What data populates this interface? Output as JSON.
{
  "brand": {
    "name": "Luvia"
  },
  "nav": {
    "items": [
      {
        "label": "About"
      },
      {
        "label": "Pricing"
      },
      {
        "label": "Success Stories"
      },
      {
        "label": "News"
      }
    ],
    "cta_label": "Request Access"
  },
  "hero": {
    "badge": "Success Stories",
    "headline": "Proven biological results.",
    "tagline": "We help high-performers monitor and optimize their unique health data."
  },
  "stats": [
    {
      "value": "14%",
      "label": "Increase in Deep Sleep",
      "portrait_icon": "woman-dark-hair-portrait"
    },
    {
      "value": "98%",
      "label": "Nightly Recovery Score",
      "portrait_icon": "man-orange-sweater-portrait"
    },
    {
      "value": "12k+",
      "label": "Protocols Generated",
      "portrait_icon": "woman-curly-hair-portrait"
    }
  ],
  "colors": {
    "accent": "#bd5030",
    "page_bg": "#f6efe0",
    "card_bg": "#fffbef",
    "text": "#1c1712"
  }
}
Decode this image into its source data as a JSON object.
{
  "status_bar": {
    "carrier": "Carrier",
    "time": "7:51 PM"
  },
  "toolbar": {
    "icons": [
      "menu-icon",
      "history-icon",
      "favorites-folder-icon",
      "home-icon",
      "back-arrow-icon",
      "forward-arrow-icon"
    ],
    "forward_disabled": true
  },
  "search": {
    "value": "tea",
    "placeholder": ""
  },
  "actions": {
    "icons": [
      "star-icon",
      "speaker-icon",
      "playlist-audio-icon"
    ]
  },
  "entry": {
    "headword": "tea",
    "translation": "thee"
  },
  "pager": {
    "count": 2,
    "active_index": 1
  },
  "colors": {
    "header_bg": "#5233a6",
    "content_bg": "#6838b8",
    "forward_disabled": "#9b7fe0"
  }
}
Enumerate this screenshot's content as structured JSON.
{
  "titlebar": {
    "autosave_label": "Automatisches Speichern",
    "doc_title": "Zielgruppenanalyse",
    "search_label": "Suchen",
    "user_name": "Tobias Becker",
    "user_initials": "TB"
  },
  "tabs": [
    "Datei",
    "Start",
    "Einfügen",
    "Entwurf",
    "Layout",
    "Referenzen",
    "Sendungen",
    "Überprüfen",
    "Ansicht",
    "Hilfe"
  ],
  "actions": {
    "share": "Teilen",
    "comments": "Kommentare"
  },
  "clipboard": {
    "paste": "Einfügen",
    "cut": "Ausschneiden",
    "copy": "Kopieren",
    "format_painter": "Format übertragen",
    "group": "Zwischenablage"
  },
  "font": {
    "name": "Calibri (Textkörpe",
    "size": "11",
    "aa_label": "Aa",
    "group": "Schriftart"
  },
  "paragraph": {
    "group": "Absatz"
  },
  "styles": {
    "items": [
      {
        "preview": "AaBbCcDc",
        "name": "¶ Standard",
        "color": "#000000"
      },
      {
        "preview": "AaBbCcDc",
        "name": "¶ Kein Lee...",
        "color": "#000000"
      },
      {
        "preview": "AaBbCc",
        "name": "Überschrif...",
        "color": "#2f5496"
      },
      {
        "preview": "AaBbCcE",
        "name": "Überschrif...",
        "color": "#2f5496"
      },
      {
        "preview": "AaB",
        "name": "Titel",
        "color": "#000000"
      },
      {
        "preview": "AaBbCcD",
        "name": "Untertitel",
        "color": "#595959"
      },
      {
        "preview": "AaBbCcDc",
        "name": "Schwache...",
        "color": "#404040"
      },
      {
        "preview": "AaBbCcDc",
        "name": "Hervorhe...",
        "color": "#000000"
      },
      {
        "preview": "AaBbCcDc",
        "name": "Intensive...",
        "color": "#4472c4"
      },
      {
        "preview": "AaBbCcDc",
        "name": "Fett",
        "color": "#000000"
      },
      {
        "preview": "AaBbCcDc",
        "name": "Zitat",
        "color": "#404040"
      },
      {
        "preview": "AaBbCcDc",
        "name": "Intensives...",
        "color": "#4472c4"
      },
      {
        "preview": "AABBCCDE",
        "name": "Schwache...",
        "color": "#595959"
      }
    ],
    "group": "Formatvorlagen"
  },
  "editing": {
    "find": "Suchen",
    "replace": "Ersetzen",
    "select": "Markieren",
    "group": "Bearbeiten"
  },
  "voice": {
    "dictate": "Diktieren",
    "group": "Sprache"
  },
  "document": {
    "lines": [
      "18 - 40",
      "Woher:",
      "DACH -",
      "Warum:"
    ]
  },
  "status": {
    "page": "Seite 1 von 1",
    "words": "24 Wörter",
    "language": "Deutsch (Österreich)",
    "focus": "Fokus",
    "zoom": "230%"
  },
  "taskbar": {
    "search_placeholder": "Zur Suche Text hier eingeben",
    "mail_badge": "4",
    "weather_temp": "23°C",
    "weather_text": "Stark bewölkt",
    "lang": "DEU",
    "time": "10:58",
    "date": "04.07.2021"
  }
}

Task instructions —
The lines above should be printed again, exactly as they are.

Solution to the exercise —
What data populates this interface? Output as JSON.
{
  "brand": {
    "name": "Luvia"
  },
  "nav": {
    "items": [
      {
        "label": "About"
      },
      {
        "label": "Pricing"
      },
      {
        "label": "Success Stories"
      },
      {
        "label": "News"
      }
    ],
    "cta_label": "Request Access"
  },
  "hero": {
    "badge": "Success Stories",
    "headline": "Proven biological results.",
    "tagline": "We help high-performers monitor and optimize their unique health data."
  },
  "stats": [
    {
      "value": "14%",
      "label": "Increase in Deep Sleep",
      "portrait_icon": "woman-dark-hair-portrait"
    },
    {
      "value": "98%",
      "label": "Nightly Recovery Score",
      "portrait_icon": "man-orange-sweater-portrait"
    },
    {
      "value": "12k+",
      "label": "Protocols Generated",
      "portrait_icon": "woman-curly-hair-portrait"
    }
  ],
  "colors": {
    "accent": "#bd5030",
    "page_bg": "#f6efe0",
    "card_bg": "#fffbef",
    "text": "#1c1712"
  }
}
Decode this image into its source data as a JSON object.
{
  "status_bar": {
    "carrier": "Carrier",
    "time": "7:51 PM"
  },
  "toolbar": {
    "icons": [
      "menu-icon",
      "history-icon",
      "favorites-folder-icon",
      "home-icon",
      "back-arrow-icon",
      "forward-arrow-icon"
    ],
    "forward_disabled": true
  },
  "search": {
    "value": "tea",
    "placeholder": ""
  },
  "actions": {
    "icons": [
      "star-icon",
      "speaker-icon",
      "playlist-audio-icon"
    ]
  },
  "entry": {
    "headword": "tea",
    "translation": "thee"
  },
  "pager": {
    "count": 2,
    "active_index": 1
  },
  "colors": {
    "header_bg": "#5233a6",
    "content_bg": "#6838b8",
    "forward_disabled": "#9b7fe0"
  }
}
Enumerate this screenshot's content as structured JSON.
{
  "titlebar": {
    "autosave_label": "Automatisches Speichern",
    "doc_title": "Zielgruppenanalyse",
    "search_label": "Suchen",
    "user_name": "Tobias Becker",
    "user_initials": "TB"
  },
  "tabs": [
    "Datei",
    "Start",
    "Einfügen",
    "Entwurf",
    "Layout",
    "Referenzen",
    "Sendungen",
    "Überprüfen",
    "Ansicht",
    "Hilfe"
  ],
  "actions": {
    "share": "Teilen",
    "comments": "Kommentare"
  },
  "clipboard": {
    "paste": "Einfügen",
    "cut": "Ausschneiden",
    "copy": "Kopieren",
    "format_painter": "Format übertragen",
    "group": "Zwischenablage"
  },
  "font": {
    "name": "Calibri (Textkörpe",
    "size": "11",
    "aa_label": "Aa",
    "group": "Schriftart"
  },
  "paragraph": {
    "group": "Absatz"
  },
  "styles": {
    "items": [
      {
        "preview": "AaBbCcDc",
        "name": "¶ Standard",
        "color": "#000000"
      },
      {
        "preview": "AaBbCcDc",
        "name": "¶ Kein Lee...",
        "color": "#000000"
      },
      {
        "preview": "AaBbCc",
        "name": "Überschrif...",
        "color": "#2f5496"
      },
      {
        "preview": "AaBbCcE",
        "name": "Überschrif...",
        "color": "#2f5496"
      },
      {
        "preview": "AaB",
        "name": "Titel",
        "color": "#000000"
      },
      {
        "preview": "AaBbCcD",
        "name": "Untertitel",
        "color": "#595959"
      },
      {
        "preview": "AaBbCcDc",
        "name": "Schwache...",
        "color": "#404040"
      },
      {
        "preview": "AaBbCcDc",
        "name": "Hervorhe...",
        "color": "#000000"
      },
      {
        "preview": "AaBbCcDc",
        "name": "Intensive...",
        "color": "#4472c4"
      },
      {
        "preview": "AaBbCcDc",
        "name": "Fett",
        "color": "#000000"
      },
      {
        "preview": "AaBbCcDc",
        "name": "Zitat",
        "color": "#404040"
      },
      {
        "preview": "AaBbCcDc",
        "name": "Intensives...",
        "color": "#4472c4"
      },
      {
        "preview": "AABBCCDE",
        "name": "Schwache...",
        "color": "#595959"
      }
    ],
    "group": "Formatvorlagen"
  },
  "editing": {
    "find": "Suchen",
    "replace": "Ersetzen",
    "select": "Markieren",
    "group": "Bearbeiten"
  },
  "voice": {
    "dictate": "Diktieren",
    "group": "Sprache"
  },
  "document": {
    "lines": [
      "18 - 40",
      "Woher:",
      "DACH -",
      "Warum:"
    ]
  },
  "status": {
    "page": "Seite 1 von 1",
    "words": "24 Wörter",
    "language": "Deutsch (Österreich)",
    "focus": "Fokus",
    "zoom": "230%"
  },
  "taskbar": {
    "search_placeholder": "Zur Suche Text hier eingeben",
    "mail_badge": "4",
    "weather_temp": "23°C",
    "weather_text": "Stark bewölkt",
    "lang": "DEU",
    "time": "10:58",
    "date": "04.07.2021"
  }
}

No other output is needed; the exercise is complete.